### Brief
Every line with the string "JSON" in it belongs in your answer, so copy them all from the data.

### Records supplied
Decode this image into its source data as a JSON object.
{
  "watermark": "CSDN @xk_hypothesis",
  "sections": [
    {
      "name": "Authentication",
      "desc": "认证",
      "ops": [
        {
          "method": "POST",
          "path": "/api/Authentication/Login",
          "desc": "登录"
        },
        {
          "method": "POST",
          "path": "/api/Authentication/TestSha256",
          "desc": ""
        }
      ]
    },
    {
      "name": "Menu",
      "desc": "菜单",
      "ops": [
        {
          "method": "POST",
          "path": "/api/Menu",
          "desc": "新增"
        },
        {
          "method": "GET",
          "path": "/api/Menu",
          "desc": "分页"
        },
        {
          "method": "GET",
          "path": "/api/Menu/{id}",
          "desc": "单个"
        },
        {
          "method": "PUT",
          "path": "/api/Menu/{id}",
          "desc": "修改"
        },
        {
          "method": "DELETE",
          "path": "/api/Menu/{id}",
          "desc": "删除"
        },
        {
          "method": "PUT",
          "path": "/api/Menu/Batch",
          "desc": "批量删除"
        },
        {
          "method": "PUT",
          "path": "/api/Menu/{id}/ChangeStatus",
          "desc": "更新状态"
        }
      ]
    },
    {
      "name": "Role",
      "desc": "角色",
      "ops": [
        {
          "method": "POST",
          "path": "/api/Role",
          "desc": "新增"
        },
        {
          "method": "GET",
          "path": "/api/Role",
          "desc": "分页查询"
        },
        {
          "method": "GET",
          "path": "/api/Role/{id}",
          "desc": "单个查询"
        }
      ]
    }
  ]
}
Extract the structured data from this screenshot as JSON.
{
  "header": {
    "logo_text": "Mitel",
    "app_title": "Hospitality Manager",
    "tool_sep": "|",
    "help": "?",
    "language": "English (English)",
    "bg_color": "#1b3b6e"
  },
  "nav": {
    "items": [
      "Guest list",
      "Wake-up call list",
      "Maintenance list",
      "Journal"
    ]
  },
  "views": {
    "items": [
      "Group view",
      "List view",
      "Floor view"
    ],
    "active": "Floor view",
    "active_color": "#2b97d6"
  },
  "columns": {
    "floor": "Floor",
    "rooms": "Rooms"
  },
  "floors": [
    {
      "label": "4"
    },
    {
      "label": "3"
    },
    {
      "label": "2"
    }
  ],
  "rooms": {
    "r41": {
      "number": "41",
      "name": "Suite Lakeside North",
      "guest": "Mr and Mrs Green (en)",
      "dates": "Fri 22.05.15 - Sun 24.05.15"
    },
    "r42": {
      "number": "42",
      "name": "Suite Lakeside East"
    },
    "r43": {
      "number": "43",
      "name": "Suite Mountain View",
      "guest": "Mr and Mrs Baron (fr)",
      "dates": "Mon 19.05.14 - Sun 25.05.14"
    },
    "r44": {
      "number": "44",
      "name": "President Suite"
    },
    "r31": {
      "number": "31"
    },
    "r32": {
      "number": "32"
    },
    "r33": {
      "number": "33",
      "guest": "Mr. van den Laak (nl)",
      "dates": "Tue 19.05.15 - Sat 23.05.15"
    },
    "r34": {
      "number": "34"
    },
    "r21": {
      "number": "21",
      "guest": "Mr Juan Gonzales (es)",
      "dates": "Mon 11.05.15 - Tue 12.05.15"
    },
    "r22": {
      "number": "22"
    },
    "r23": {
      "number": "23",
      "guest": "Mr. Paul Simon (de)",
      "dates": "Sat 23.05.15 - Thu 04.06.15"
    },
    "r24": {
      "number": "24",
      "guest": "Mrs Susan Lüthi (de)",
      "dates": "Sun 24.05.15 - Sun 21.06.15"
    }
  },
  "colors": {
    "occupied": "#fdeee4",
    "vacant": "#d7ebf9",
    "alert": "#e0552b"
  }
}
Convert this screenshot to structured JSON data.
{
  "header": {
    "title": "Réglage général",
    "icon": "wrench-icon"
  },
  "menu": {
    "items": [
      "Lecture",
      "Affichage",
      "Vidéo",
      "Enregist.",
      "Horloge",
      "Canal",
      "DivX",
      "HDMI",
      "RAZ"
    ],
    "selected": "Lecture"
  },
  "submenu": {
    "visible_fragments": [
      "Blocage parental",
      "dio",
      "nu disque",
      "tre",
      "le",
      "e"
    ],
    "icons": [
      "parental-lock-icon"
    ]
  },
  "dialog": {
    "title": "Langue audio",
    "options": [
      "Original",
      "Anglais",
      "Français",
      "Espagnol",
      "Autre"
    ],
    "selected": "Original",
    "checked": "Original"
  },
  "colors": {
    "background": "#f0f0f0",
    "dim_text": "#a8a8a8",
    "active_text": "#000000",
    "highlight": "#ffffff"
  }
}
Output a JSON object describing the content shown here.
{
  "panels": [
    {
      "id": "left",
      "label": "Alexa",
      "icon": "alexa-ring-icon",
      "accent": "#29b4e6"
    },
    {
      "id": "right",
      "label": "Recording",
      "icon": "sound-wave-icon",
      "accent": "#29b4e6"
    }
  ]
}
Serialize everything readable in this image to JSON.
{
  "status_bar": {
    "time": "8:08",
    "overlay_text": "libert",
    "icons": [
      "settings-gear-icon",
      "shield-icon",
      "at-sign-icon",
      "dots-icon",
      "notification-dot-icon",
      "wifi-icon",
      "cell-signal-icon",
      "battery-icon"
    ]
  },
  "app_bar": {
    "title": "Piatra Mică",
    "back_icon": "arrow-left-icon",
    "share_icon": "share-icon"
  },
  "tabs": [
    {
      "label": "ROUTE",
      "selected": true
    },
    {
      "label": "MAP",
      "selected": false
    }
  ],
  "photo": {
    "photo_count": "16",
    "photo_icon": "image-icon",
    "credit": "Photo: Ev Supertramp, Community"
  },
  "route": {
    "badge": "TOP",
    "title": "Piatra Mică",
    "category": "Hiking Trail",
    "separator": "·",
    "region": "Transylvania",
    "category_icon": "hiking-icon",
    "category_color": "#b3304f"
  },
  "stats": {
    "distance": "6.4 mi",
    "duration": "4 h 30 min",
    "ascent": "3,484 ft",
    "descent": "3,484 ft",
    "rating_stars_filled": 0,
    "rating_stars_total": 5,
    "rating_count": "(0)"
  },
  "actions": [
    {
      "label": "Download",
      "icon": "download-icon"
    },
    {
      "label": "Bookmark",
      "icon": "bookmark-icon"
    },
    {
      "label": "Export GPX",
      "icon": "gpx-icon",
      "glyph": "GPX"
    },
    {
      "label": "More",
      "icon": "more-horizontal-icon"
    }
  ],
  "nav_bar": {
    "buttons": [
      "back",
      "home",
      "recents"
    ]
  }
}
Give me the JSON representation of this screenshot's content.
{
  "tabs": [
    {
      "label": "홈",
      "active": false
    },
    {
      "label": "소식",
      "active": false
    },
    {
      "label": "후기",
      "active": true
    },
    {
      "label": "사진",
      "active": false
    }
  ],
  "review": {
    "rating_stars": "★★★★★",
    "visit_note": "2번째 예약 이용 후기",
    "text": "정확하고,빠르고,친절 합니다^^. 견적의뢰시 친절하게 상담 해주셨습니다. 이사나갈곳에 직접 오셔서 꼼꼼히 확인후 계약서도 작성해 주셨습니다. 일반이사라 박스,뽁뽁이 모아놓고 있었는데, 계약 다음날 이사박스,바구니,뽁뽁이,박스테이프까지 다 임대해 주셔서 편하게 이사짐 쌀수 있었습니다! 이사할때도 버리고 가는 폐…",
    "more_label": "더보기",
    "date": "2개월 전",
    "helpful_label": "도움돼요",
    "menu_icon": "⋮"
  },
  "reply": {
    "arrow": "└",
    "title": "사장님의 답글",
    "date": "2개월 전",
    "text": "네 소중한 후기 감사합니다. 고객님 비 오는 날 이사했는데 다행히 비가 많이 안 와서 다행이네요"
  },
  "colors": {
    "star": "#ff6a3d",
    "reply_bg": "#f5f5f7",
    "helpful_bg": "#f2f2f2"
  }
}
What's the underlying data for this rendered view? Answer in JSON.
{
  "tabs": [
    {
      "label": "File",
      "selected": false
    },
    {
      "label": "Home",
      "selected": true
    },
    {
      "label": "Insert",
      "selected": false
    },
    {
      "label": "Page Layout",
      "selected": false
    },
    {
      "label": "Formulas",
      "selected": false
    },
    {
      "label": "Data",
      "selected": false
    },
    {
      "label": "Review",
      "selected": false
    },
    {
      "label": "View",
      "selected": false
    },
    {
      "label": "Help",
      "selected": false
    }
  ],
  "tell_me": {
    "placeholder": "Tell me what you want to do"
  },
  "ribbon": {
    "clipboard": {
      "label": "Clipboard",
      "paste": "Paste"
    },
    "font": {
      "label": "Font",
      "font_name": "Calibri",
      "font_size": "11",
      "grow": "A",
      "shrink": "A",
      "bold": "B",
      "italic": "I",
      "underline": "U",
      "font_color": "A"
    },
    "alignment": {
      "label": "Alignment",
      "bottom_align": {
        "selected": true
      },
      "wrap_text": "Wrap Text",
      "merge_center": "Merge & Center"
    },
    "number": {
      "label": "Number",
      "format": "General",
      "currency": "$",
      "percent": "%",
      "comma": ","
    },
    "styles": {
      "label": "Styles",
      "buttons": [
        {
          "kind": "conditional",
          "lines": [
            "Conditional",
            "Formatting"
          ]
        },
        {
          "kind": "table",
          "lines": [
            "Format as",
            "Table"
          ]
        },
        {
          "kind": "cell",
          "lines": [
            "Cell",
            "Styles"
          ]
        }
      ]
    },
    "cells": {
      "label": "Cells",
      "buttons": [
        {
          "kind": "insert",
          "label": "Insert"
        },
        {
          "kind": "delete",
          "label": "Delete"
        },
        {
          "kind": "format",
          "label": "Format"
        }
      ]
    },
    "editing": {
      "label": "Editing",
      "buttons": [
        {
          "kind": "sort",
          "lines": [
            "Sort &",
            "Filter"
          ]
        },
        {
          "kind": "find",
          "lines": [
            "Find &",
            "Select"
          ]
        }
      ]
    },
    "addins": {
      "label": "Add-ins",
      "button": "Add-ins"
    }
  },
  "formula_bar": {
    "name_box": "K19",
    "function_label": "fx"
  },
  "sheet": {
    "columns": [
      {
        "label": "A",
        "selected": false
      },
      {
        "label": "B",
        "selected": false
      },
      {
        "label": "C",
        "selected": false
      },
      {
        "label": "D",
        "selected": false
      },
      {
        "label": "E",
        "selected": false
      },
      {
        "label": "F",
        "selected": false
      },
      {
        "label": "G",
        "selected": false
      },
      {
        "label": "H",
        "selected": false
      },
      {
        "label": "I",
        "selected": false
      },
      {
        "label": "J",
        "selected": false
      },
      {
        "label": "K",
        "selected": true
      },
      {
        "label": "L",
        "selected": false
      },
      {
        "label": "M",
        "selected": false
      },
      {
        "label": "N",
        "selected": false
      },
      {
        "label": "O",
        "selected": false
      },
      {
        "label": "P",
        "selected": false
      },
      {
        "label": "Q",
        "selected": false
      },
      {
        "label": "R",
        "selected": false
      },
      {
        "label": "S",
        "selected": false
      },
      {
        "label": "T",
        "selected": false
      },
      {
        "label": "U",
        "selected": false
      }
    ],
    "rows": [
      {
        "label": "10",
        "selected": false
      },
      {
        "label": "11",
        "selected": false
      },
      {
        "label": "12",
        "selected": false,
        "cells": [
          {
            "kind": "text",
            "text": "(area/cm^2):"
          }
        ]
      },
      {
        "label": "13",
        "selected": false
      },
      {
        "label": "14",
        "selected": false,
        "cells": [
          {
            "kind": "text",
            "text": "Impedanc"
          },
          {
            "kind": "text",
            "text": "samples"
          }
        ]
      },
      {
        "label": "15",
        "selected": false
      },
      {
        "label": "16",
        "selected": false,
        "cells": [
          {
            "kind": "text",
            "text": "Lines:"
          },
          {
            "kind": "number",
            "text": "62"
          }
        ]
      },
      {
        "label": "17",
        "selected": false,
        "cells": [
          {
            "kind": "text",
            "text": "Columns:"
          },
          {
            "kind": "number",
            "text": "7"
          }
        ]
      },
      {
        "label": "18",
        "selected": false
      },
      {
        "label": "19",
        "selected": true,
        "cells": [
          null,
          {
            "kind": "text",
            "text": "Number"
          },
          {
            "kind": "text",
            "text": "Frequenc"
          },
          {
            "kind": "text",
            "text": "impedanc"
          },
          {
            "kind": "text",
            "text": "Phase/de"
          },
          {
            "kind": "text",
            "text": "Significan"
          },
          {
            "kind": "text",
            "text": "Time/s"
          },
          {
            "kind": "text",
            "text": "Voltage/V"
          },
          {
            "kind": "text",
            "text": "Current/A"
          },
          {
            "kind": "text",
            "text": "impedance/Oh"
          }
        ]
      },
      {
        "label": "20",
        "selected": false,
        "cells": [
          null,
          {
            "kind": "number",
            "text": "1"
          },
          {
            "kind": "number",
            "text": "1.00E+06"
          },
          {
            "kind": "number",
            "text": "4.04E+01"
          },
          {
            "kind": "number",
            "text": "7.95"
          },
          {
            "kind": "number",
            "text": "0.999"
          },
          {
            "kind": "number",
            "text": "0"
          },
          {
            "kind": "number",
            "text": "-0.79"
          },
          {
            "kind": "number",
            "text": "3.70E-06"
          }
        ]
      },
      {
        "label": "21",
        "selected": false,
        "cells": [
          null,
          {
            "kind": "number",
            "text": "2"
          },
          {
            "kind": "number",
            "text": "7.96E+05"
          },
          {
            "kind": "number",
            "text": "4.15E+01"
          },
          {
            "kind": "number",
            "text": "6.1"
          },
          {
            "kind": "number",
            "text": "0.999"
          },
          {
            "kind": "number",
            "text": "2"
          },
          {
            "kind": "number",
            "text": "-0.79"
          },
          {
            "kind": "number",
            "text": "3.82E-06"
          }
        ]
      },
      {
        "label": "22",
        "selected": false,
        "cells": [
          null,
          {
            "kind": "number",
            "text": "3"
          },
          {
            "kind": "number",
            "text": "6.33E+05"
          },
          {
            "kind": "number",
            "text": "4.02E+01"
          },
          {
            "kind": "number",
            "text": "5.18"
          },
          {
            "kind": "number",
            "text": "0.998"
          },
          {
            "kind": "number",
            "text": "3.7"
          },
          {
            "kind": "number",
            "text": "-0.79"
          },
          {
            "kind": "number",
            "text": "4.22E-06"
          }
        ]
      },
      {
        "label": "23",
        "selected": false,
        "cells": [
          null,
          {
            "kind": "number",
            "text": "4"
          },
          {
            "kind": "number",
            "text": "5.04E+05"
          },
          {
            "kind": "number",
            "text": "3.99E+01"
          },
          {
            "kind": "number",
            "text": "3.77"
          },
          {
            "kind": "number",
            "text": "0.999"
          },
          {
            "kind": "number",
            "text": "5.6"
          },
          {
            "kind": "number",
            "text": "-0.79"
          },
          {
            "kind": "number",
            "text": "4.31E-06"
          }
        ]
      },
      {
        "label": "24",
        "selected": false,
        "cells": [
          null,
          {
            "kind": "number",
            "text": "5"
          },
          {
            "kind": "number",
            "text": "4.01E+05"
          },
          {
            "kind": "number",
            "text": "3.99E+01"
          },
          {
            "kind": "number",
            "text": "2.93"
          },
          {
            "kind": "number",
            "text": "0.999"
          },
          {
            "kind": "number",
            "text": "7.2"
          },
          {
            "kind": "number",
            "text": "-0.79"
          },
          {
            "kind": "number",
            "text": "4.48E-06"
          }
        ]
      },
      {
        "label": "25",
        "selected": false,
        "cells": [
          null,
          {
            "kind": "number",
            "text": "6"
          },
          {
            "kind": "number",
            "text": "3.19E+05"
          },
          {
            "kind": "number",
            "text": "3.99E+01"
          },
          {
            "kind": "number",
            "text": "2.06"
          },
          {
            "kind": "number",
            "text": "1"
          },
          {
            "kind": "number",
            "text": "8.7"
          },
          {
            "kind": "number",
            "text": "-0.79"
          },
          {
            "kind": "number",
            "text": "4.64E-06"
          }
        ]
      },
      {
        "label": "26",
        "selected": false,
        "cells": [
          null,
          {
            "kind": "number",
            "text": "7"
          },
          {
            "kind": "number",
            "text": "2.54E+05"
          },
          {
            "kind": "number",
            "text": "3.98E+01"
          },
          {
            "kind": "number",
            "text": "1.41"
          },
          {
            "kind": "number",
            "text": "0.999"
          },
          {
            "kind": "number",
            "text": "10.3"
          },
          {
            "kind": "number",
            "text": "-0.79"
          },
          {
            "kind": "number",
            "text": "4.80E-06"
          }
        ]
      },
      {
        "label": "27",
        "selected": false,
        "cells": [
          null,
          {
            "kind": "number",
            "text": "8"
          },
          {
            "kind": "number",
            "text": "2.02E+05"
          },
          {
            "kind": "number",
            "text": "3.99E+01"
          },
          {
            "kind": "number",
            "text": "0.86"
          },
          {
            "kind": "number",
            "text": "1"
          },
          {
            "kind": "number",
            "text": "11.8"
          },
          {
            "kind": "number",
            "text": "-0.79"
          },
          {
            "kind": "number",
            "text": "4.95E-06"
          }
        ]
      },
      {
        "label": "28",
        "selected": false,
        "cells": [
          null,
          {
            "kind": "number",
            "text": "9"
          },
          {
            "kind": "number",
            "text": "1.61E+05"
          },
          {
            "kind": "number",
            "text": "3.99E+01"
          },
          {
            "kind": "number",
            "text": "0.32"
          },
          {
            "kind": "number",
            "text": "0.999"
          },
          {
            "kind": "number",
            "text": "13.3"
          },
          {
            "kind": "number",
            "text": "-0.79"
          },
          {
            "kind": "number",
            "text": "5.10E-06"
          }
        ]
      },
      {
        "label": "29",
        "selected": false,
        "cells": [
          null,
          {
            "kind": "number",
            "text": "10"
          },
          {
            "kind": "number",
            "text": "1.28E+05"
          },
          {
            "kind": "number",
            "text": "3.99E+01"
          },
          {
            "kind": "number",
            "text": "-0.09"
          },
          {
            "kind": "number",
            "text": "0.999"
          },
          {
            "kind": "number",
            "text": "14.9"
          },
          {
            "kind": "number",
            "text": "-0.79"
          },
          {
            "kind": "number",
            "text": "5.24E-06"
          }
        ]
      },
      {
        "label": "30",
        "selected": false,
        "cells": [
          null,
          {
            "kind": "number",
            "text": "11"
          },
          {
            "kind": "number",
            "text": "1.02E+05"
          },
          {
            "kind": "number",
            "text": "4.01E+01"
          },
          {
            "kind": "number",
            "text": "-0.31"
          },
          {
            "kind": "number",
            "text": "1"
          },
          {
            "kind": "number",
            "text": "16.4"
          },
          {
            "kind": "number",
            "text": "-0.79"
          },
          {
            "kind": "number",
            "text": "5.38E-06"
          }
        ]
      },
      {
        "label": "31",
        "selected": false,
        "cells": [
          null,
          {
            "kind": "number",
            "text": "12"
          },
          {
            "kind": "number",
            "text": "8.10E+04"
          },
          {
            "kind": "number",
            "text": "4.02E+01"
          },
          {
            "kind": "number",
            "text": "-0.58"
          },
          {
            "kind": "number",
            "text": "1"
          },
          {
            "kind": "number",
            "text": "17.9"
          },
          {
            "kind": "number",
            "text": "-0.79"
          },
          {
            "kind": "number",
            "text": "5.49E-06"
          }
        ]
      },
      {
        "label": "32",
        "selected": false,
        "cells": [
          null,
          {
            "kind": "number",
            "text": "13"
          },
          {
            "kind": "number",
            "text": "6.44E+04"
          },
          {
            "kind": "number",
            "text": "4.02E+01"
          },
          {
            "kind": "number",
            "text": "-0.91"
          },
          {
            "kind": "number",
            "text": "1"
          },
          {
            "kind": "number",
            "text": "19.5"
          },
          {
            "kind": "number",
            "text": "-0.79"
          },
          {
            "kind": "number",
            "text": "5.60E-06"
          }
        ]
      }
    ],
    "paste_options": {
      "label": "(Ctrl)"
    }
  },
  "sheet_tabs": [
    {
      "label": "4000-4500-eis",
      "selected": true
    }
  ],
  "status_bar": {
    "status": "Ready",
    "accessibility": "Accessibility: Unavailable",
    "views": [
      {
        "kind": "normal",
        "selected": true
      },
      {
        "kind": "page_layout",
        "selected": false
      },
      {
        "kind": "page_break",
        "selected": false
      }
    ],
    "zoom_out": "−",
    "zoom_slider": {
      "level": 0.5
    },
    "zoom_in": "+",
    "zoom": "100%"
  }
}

### Exercise result
Decode this image into its source data as a JSON object.
Extract the structured data from this screenshot as JSON.
Convert this screenshot to structured JSON data.
Output a JSON object describing the content shown here.
Serialize everything readable in this image to JSON.
Give me the JSON representation of this screenshot's content.
What's the underlying data for this rendered view? Answer in JSON.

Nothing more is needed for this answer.